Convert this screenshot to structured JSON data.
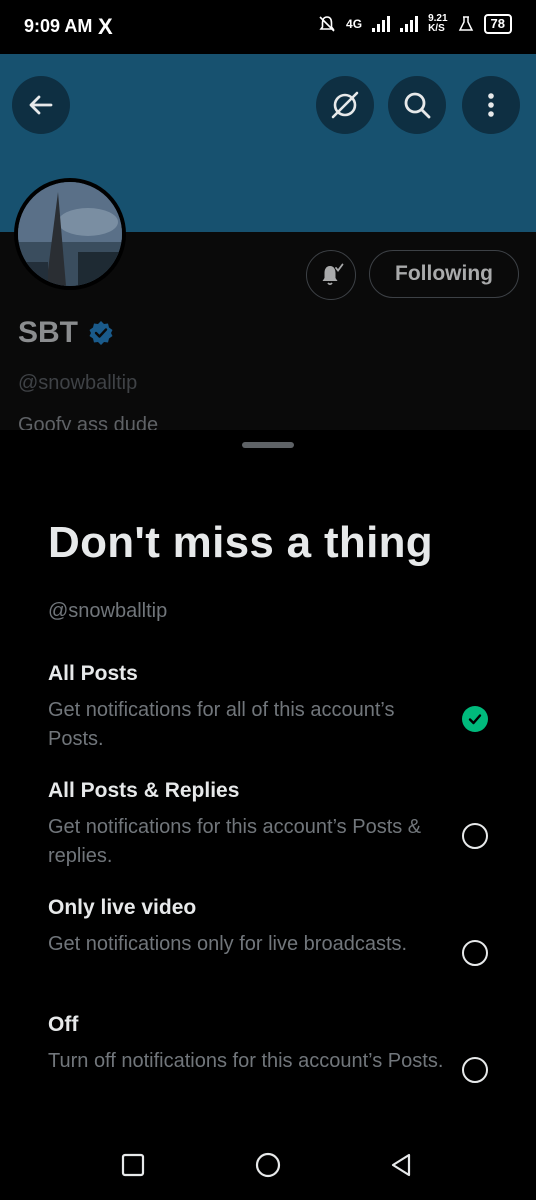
{
  "status_bar": {
    "time": "9:09 AM",
    "app_icon": "X",
    "network_type": "4G",
    "speed_value": "9.21",
    "speed_unit": "K/S",
    "battery": "78"
  },
  "header": {
    "back_icon": "arrow-left-icon",
    "mute_icon": "circle-slash-icon",
    "search_icon": "search-icon",
    "more_icon": "more-vertical-icon"
  },
  "profile": {
    "name": "SBT",
    "handle": "@snowballtip",
    "bio": "Goofy ass dude",
    "following_label": "Following"
  },
  "sheet": {
    "title": "Don't miss a thing",
    "handle": "@snowballtip",
    "options": [
      {
        "title": "All Posts",
        "desc": "Get notifications for all of this account’s Posts.",
        "selected": true
      },
      {
        "title": "All Posts & Replies",
        "desc": "Get notifications for this account’s Posts & replies.",
        "selected": false
      },
      {
        "title": "Only live video",
        "desc": "Get notifications only for live broadcasts.",
        "selected": false
      },
      {
        "title": "Off",
        "desc": "Turn off notifications for this account’s Posts.",
        "selected": false
      }
    ]
  },
  "colors": {
    "banner": "#17516f",
    "accent_green": "#00ba7c",
    "verified_blue": "#1d9bf0"
  }
}
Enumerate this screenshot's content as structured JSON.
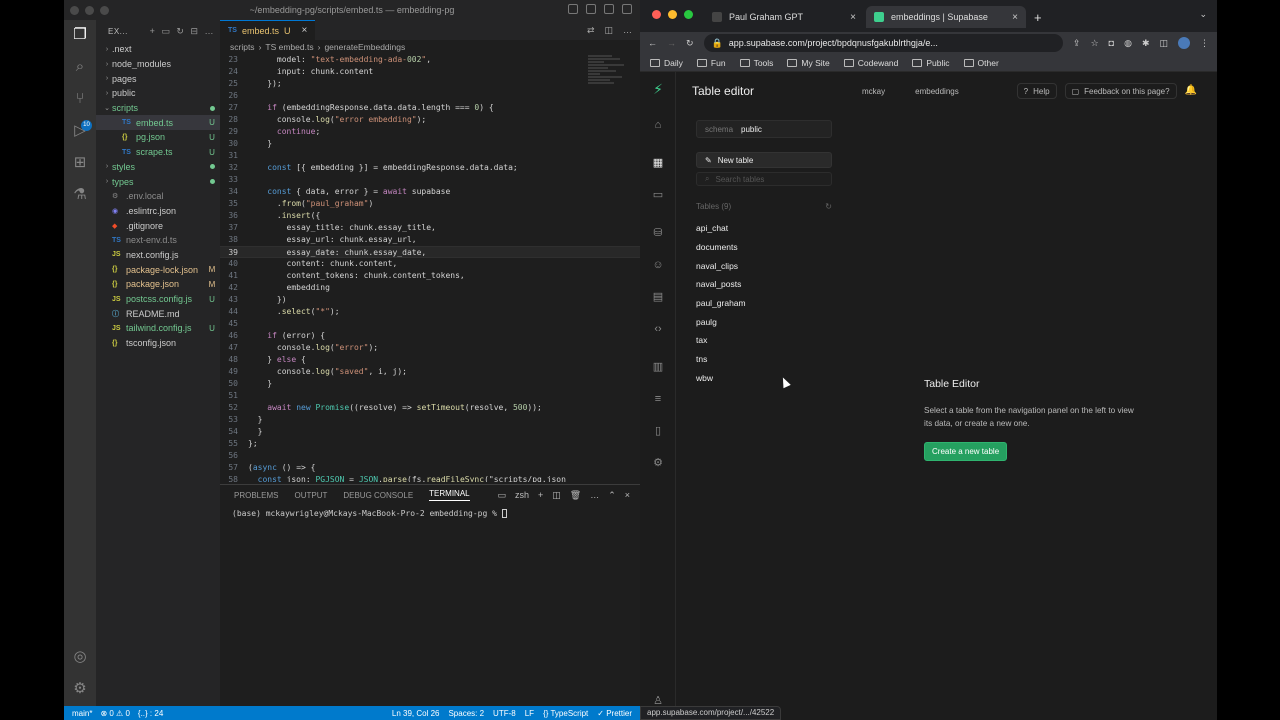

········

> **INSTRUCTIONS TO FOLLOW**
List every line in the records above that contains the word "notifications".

> **TASK SOLUTION**
        "desc": "Get notifications for all of this account’s Posts.",
        "desc": "Get notifications for this account’s Posts & replies.",
        "desc": "Get notifications only for live broadcasts.",
        "desc": "Turn off notifications for this account’s Posts.",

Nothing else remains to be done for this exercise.